Paul Solotshi

If it turns out Satoshi is such a serious criminal that would be very bad for crypto’s public image. Though I suppose it’s unlikely to be generally accepted anytime soon even if very good evidence emerges.

:rofl: who needs a movie :popcorn: script with a story this good.


cartel boss, drug smuggler, arms dealer, informant to the US DEA, and genius programmer…
…the man lived an eventful life with a career that included gold smuggling, precious metals mining, logging, land deals, drug and arms trafficking, money laundering, assassinations, encryption software development, and more.

It does give a kind of knee-jerk reaction, ain’t it?

A great number of criminals wear fancy suits, bury ordinary people in debt, sell personal data without your consent and use the dollar as their tool, but I don’t see the general public closing their bank accounts. Guess it’s all in the imagery.

I tend to use “criminals” for those actually convicted. Of course many others are equally guilty or more so. But convictions mean a lot in PR terms, and I believe are significant in other ways as well. Don’t let politics blind you to practicalities.

Though I agree that a conviction has an impact in PR terms, my opinion is that this PR won’t be global, it may even just be the nations with English as their first language. I don’t think Asian countries would care much if Bitcoin came from a convicted criminal from the other side of the world as long as that innovation is useful for them.



To propose robust mathematical formalism like Satoshi did ,you need to have proper career path and education, something at the level of Cynthia Dwork and Moni Naor
both tenured in harward and weizmann for PoW research.

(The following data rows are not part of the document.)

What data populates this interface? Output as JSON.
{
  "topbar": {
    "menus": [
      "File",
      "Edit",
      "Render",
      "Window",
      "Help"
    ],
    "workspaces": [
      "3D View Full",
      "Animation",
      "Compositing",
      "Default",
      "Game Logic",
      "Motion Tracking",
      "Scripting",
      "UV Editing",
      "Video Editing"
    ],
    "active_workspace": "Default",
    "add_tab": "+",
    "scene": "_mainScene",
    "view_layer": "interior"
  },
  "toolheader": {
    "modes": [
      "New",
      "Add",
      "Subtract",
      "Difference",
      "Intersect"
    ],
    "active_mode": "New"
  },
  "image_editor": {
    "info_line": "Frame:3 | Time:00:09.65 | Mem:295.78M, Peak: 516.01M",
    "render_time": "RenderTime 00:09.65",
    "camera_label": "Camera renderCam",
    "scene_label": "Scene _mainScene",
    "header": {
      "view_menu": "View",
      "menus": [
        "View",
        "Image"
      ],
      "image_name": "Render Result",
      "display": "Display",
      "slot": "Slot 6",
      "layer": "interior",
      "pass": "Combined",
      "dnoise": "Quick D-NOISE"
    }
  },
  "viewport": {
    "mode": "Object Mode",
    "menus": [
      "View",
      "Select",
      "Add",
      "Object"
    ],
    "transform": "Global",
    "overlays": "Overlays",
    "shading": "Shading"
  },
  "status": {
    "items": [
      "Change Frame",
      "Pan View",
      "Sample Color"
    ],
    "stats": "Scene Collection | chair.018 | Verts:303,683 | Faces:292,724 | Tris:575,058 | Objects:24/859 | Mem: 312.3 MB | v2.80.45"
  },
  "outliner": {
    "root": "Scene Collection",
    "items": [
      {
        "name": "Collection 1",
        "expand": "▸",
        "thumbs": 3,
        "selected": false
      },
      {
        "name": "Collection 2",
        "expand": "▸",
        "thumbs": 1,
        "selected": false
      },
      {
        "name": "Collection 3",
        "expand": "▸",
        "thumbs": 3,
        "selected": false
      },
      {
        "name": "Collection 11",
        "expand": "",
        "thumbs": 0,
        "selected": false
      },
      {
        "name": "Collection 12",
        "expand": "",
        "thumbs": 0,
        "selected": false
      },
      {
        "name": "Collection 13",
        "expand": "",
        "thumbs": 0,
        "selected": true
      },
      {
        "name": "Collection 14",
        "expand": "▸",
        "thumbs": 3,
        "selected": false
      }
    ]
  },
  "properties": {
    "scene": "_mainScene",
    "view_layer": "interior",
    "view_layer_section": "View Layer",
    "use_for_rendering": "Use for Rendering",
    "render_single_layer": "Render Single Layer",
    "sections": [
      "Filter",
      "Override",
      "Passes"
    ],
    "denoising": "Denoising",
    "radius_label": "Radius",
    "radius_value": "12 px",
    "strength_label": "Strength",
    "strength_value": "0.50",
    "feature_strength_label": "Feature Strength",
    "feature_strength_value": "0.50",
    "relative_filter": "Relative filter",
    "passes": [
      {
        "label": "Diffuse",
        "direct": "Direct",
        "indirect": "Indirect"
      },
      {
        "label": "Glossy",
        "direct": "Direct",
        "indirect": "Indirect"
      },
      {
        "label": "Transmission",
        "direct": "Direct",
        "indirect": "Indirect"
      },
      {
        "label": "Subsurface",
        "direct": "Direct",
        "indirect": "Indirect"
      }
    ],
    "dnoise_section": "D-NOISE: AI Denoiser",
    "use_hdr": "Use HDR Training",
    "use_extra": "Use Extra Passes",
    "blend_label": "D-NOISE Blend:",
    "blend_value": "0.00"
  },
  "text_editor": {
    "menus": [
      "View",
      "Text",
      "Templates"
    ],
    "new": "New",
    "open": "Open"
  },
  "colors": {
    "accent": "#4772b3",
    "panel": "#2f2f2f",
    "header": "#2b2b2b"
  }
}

This article falls into category of urban legend rubbish for kids :slight_smile: and wannabe “hackers”.